WORK REQUIRED: All entries that follow are to be printed exactly as written.

Data records
__________

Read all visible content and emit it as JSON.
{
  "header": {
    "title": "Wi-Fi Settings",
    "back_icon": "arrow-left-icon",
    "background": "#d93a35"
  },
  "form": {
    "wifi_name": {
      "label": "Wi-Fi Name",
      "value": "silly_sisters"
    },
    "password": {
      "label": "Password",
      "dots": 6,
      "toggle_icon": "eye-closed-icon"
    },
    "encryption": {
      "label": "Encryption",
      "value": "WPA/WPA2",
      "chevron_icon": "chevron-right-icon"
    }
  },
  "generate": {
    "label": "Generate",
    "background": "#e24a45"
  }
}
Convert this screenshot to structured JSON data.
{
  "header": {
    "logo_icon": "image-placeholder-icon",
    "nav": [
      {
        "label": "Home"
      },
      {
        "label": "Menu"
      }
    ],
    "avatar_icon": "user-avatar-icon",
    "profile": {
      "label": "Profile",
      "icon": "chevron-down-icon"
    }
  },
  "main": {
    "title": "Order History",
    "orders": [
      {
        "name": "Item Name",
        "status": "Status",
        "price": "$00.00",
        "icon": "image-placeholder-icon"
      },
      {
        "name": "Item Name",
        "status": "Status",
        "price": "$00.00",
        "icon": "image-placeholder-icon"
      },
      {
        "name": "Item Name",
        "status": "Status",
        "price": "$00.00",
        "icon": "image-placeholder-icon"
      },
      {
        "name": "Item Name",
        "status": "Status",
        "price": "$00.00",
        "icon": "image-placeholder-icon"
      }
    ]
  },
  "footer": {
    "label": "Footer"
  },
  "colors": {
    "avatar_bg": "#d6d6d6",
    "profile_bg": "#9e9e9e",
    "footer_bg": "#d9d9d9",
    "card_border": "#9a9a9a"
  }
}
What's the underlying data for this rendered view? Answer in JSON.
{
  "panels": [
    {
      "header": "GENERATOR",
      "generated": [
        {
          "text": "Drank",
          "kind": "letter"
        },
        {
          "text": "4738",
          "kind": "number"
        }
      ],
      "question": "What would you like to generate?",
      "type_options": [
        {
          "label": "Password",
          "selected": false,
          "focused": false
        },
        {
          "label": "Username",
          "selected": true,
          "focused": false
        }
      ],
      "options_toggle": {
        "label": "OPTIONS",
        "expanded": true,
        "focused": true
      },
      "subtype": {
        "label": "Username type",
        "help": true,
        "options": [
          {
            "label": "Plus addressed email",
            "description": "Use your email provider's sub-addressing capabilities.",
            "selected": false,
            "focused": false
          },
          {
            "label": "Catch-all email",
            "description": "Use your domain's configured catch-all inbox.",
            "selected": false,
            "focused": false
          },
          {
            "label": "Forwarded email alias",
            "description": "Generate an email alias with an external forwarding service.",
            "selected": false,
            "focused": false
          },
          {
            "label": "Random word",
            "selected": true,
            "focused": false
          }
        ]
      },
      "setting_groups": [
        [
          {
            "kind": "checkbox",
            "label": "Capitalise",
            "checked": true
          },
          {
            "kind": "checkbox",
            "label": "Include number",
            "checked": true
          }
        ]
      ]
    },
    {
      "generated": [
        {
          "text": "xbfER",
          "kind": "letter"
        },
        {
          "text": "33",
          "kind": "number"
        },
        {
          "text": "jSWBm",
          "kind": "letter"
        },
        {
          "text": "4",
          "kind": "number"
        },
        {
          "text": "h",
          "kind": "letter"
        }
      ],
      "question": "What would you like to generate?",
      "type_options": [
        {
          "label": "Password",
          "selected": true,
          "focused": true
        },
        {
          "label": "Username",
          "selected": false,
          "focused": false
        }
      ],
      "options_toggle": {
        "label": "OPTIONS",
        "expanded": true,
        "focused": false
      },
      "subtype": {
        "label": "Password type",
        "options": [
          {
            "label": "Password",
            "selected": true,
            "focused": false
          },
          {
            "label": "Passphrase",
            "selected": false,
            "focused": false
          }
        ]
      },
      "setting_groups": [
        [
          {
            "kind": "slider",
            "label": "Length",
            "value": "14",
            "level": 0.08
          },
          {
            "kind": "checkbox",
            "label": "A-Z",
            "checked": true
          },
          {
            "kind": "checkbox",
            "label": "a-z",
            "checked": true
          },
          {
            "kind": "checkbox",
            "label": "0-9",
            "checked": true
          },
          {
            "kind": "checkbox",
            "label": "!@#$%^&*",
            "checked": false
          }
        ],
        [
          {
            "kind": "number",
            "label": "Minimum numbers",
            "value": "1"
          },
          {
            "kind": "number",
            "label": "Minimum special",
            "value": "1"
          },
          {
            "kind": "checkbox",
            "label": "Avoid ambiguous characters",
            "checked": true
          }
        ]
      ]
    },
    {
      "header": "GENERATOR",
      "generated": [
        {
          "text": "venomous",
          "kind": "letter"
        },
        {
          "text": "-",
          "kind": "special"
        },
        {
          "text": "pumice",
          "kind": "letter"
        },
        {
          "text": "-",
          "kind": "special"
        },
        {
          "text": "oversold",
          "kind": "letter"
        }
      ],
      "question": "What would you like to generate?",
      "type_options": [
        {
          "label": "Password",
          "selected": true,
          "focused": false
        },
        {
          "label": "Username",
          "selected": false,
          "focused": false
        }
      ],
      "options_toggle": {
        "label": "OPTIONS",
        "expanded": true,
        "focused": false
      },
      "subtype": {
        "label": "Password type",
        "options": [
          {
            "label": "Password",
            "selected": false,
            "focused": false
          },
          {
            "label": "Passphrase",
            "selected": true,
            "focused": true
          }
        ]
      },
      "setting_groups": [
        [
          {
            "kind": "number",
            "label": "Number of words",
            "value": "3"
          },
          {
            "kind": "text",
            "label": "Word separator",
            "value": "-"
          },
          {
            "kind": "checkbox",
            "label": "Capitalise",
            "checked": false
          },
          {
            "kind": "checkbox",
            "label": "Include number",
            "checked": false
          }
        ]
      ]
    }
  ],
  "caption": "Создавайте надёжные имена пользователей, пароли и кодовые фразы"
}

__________

RESPONSE AREA:
Read all visible content and emit it as JSON.
{
  "header": {
    "title": "Wi-Fi Settings",
    "back_icon": "arrow-left-icon",
    "background": "#d93a35"
  },
  "form": {
    "wifi_name": {
      "label": "Wi-Fi Name",
      "value": "silly_sisters"
    },
    "password": {
      "label": "Password",
      "dots": 6,
      "toggle_icon": "eye-closed-icon"
    },
    "encryption": {
      "label": "Encryption",
      "value": "WPA/WPA2",
      "chevron_icon": "chevron-right-icon"
    }
  },
  "generate": {
    "label": "Generate",
    "background": "#e24a45"
  }
}
Convert this screenshot to structured JSON data.
{
  "header": {
    "logo_icon": "image-placeholder-icon",
    "nav": [
      {
        "label": "Home"
      },
      {
        "label": "Menu"
      }
    ],
    "avatar_icon": "user-avatar-icon",
    "profile": {
      "label": "Profile",
      "icon": "chevron-down-icon"
    }
  },
  "main": {
    "title": "Order History",
    "orders": [
      {
        "name": "Item Name",
        "status": "Status",
        "price": "$00.00",
        "icon": "image-placeholder-icon"
      },
      {
        "name": "Item Name",
        "status": "Status",
        "price": "$00.00",
        "icon": "image-placeholder-icon"
      },
      {
        "name": "Item Name",
        "status": "Status",
        "price": "$00.00",
        "icon": "image-placeholder-icon"
      },
      {
        "name": "Item Name",
        "status": "Status",
        "price": "$00.00",
        "icon": "image-placeholder-icon"
      }
    ]
  },
  "footer": {
    "label": "Footer"
  },
  "colors": {
    "avatar_bg": "#d6d6d6",
    "profile_bg": "#9e9e9e",
    "footer_bg": "#d9d9d9",
    "card_border": "#9a9a9a"
  }
}
What's the underlying data for this rendered view? Answer in JSON.
{
  "panels": [
    {
      "header": "GENERATOR",
      "generated": [
        {
          "text": "Drank",
          "kind": "letter"
        },
        {
          "text": "4738",
          "kind": "number"
        }
      ],
      "question": "What would you like to generate?",
      "type_options": [
        {
          "label": "Password",
          "selected": false,
          "focused": false
        },
        {
          "label": "Username",
          "selected": true,
          "focused": false
        }
      ],
      "options_toggle": {
        "label": "OPTIONS",
        "expanded": true,
        "focused": true
      },
      "subtype": {
        "label": "Username type",
        "help": true,
        "options": [
          {
            "label": "Plus addressed email",
            "description": "Use your email provider's sub-addressing capabilities.",
            "selected": false,
            "focused": false
          },
          {
            "label": "Catch-all email",
            "description": "Use your domain's configured catch-all inbox.",
            "selected": false,
            "focused": false
          },
          {
            "label": "Forwarded email alias",
            "description": "Generate an email alias with an external forwarding service.",
            "selected": false,
            "focused": false
          },
          {
            "label": "Random word",
            "selected": true,
            "focused": false
          }
        ]
      },
      "setting_groups": [
        [
          {
            "kind": "checkbox",
            "label": "Capitalise",
            "checked": true
          },
          {
            "kind": "checkbox",
            "label": "Include number",
            "checked": true
          }
        ]
      ]
    },
    {
      "generated": [
        {
          "text": "xbfER",
          "kind": "letter"
        },
        {
          "text": "33",
          "kind": "number"
        },
        {
          "text": "jSWBm",
          "kind": "letter"
        },
        {
          "text": "4",
          "kind": "number"
        },
        {
          "text": "h",
          "kind": "letter"
        }
      ],
      "question": "What would you like to generate?",
      "type_options": [
        {
          "label": "Password",
          "selected": true,
          "focused": true
        },
        {
          "label": "Username",
          "selected": false,
          "focused": false
        }
      ],
      "options_toggle": {
        "label": "OPTIONS",
        "expanded": true,
        "focused": false
      },
      "subtype": {
        "label": "Password type",
        "options": [
          {
            "label": "Password",
            "selected": true,
            "focused": false
          },
          {
            "label": "Passphrase",
            "selected": false,
            "focused": false
          }
        ]
      },
      "setting_groups": [
        [
          {
            "kind": "slider",
            "label": "Length",
            "value": "14",
            "level": 0.08
          },
          {
            "kind": "checkbox",
            "label": "A-Z",
            "checked": true
          },
          {
            "kind": "checkbox",
            "label": "a-z",
            "checked": true
          },
          {
            "kind": "checkbox",
            "label": "0-9",
            "checked": true
          },
          {
            "kind": "checkbox",
            "label": "!@#$%^&*",
            "checked": false
          }
        ],
        [
          {
            "kind": "number",
            "label": "Minimum numbers",
            "value": "1"
          },
          {
            "kind": "number",
            "label": "Minimum special",
            "value": "1"
          },
          {
            "kind": "checkbox",
            "label": "Avoid ambiguous characters",
            "checked": true
          }
        ]
      ]
    },
    {
      "header": "GENERATOR",
      "generated": [
        {
          "text": "venomous",
          "kind": "letter"
        },
        {
          "text": "-",
          "kind": "special"
        },
        {
          "text": "pumice",
          "kind": "letter"
        },
        {
          "text": "-",
          "kind": "special"
        },
        {
          "text": "oversold",
          "kind": "letter"
        }
      ],
      "question": "What would you like to generate?",
      "type_options": [
        {
          "label": "Password",
          "selected": true,
          "focused": false
        },
        {
          "label": "Username",
          "selected": false,
          "focused": false
        }
      ],
      "options_toggle": {
        "label": "OPTIONS",
        "expanded": true,
        "focused": false
      },
      "subtype": {
        "label": "Password type",
        "options": [
          {
            "label": "Password",
            "selected": false,
            "focused": false
          },
          {
            "label": "Passphrase",
            "selected": true,
            "focused": true
          }
        ]
      },
      "setting_groups": [
        [
          {
            "kind": "number",
            "label": "Number of words",
            "value": "3"
          },
          {
            "kind": "text",
            "label": "Word separator",
            "value": "-"
          },
          {
            "kind": "checkbox",
            "label": "Capitalise",
            "checked": false
          },
          {
            "kind": "checkbox",
            "label": "Include number",
            "checked": false
          }
        ]
      ]
    }
  ],
  "caption": "Создавайте надёжные имена пользователей, пароли и кодовые фразы"
}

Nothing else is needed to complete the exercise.